Tolerance Requires Common Ground
But we aren’t machines. Our ability has its limits. The more strongly we disapprove of something, the harder it is for us to tolerate it. That’s why tolerance requires at least some common ground in society.
To be tolerant, people must have at least some shared beliefs, shared loyalty, or shared commitment to the common good. Writing in 1993, the influential American philosopher John Rawls wondered:
“How is it possible for there to exist over time a just and stable society of free and equal citizens, who remain profoundly divided by reasonable religious, philosophical, and moral doctrines?”1
And he added:
“In fact, historical experience suggests that it rarely is.”2
Judaism and Tolerance
For Jews, that common ground has been found in our faith and our tradition. It hasn’t made us perfectly tolerant of each other, but it has helped.
The Talmud tells of a disagreement between the schools of Hillel and Shammai that was finally resolved by a voice from Heaven: “The teachings of both are the words of the living God, but the law is in agreement with the School of Hillel.”3
Why did God side with the School of Hillel?
“Because they were kindly and humble, and because they studied their own rulings and those of the School of Shammai, and even mentioned the teachings of the School of Shammai before their own.”4
Modern Orthodox Rabbi Shlomo Riskin, chief rabbi of Efrat, expressed a similar view last week. He called for greater tolerance of Reform and Conservative Judaism in Israel:
“You win over Jews, and people in general, through love … Anyone who’s trying to bring Jews closer to Judaism is my partner, not my enemy.”5

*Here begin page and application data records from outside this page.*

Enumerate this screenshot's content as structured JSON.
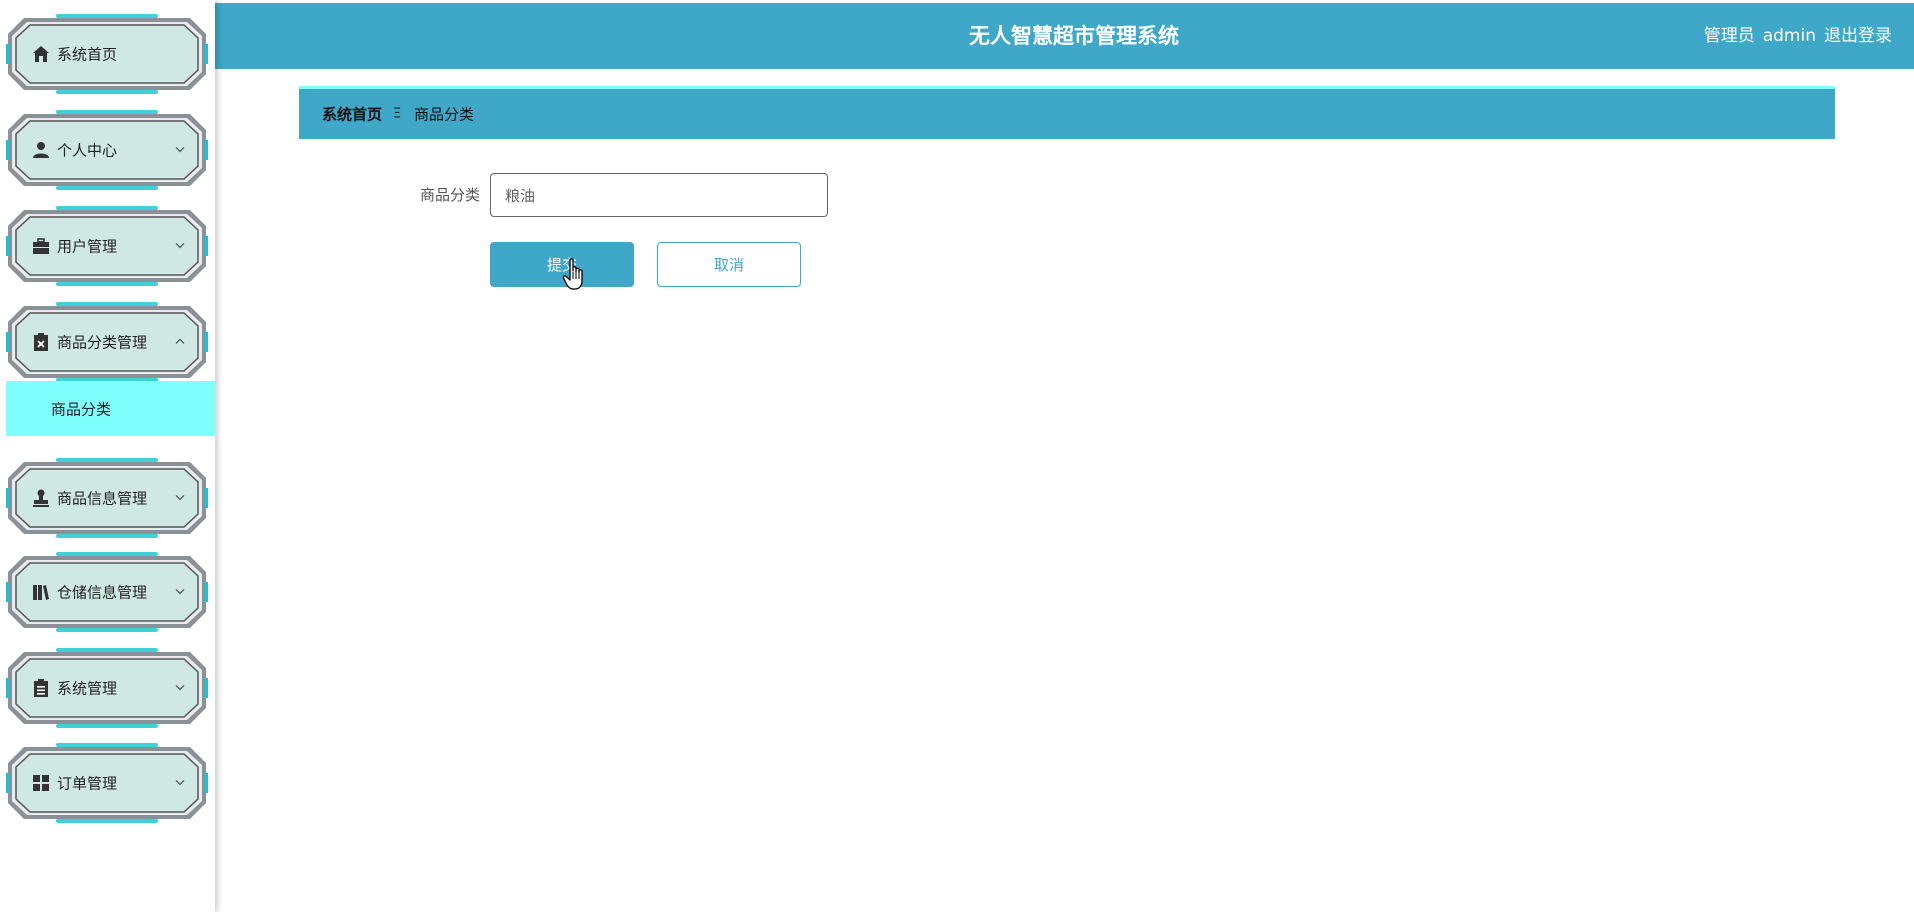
{
  "header": {
    "title": "无人智慧超市管理系统",
    "role": "管理员",
    "username": "admin",
    "logout_label": "退出登录"
  },
  "sidebar": {
    "items": [
      {
        "label": "系统首页",
        "icon": "home-icon",
        "has_chevron": false
      },
      {
        "label": "个人中心",
        "icon": "user-icon",
        "has_chevron": true,
        "expanded": false
      },
      {
        "label": "用户管理",
        "icon": "briefcase-icon",
        "has_chevron": true,
        "expanded": false
      },
      {
        "label": "商品分类管理",
        "icon": "clipboard-x-icon",
        "has_chevron": true,
        "expanded": true
      },
      {
        "label": "商品信息管理",
        "icon": "stamp-icon",
        "has_chevron": true,
        "expanded": false
      },
      {
        "label": "仓储信息管理",
        "icon": "books-icon",
        "has_chevron": true,
        "expanded": false
      },
      {
        "label": "系统管理",
        "icon": "clipboard-icon",
        "has_chevron": true,
        "expanded": false
      },
      {
        "label": "订单管理",
        "icon": "grid-icon",
        "has_chevron": true,
        "expanded": false
      }
    ],
    "submenu": {
      "label": "商品分类"
    }
  },
  "breadcrumb": {
    "home": "系统首页",
    "separator": "Ξ",
    "current": "商品分类"
  },
  "form": {
    "category_label": "商品分类",
    "category_value": "粮油",
    "submit_label": "提交",
    "cancel_label": "取消"
  },
  "colors": {
    "primary": "#3fa7c8",
    "accent_cyan": "#80ffff",
    "menu_fill": "#cfe8e4"
  }
}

What about people who aren’t our partners, with whom we have little or no common ground? That’s a tougher problem. In that case, disagreement too easily turns to hatred and violence.
Jacob Neusner observes that “Scripture’s Halakhah does not contemplate Israel’s coexisting, in the land, with gentiles and their idolatry.”6
For pragmatic reasons, we’ve often had to modify that view as we lived as minorities in other lands. In those cases, we were less concerned about how we could tolerate others than about persuading them to tolerate us. However, toleration between incompatible or hostile groups is perennial challenge for heterogeneous societies.
Principle or Pragmatism?
There are two ways of looking at tolerance: as a matter of principle or of pragmatism.
On principle, out of respect for individual autonomy, we might tolerate beliefs and practices we don’t like because they’re not physically harmful. We might refuse to tolerate beliefs and practices that do cause harm. In those cases, we must be very sure that we’re right and we must have the power to prevent people from doing what we won’t tolerate.
Sir Charles Napier (1782-1853) told a relevant story about his experience as a young British officer in India. When he and his soldiers arrived at a village, the locals were preparing to burn a widow alive on her late husband’s funeral pyre. The village elders explained that it was part of their tradition. Napier listened respectfully, then explained that it was British tradition to hang anyone who did such a thing. The widow was set free. Today, we might make a similar argument about female genital mutilation and other barbaric practices of some migrants to Western countries.
Pragmatically, however, we often lack the power to prohibit some things without causing social unrest or worse problems. Whatever principles are at stake, tolerance becomes a practical necessity. In order to get anything done, we have to find a lowest common denominator on which all social groups can agree.
There are no perfect solutions to social problems. However, if we can manage to tolerate each other and live together in peace, it’s a good first step.
Neusner, J., editor (2008), Religious Tolerance in World Religions. West Conshohocken: Templeton Foundation Press.
Rawls, J. (1993), Political Liberalism. New York: Columbia University Press. Kindle edition.
Telushkin, J. (2000), The Book of Jewish Values. New York: Random House.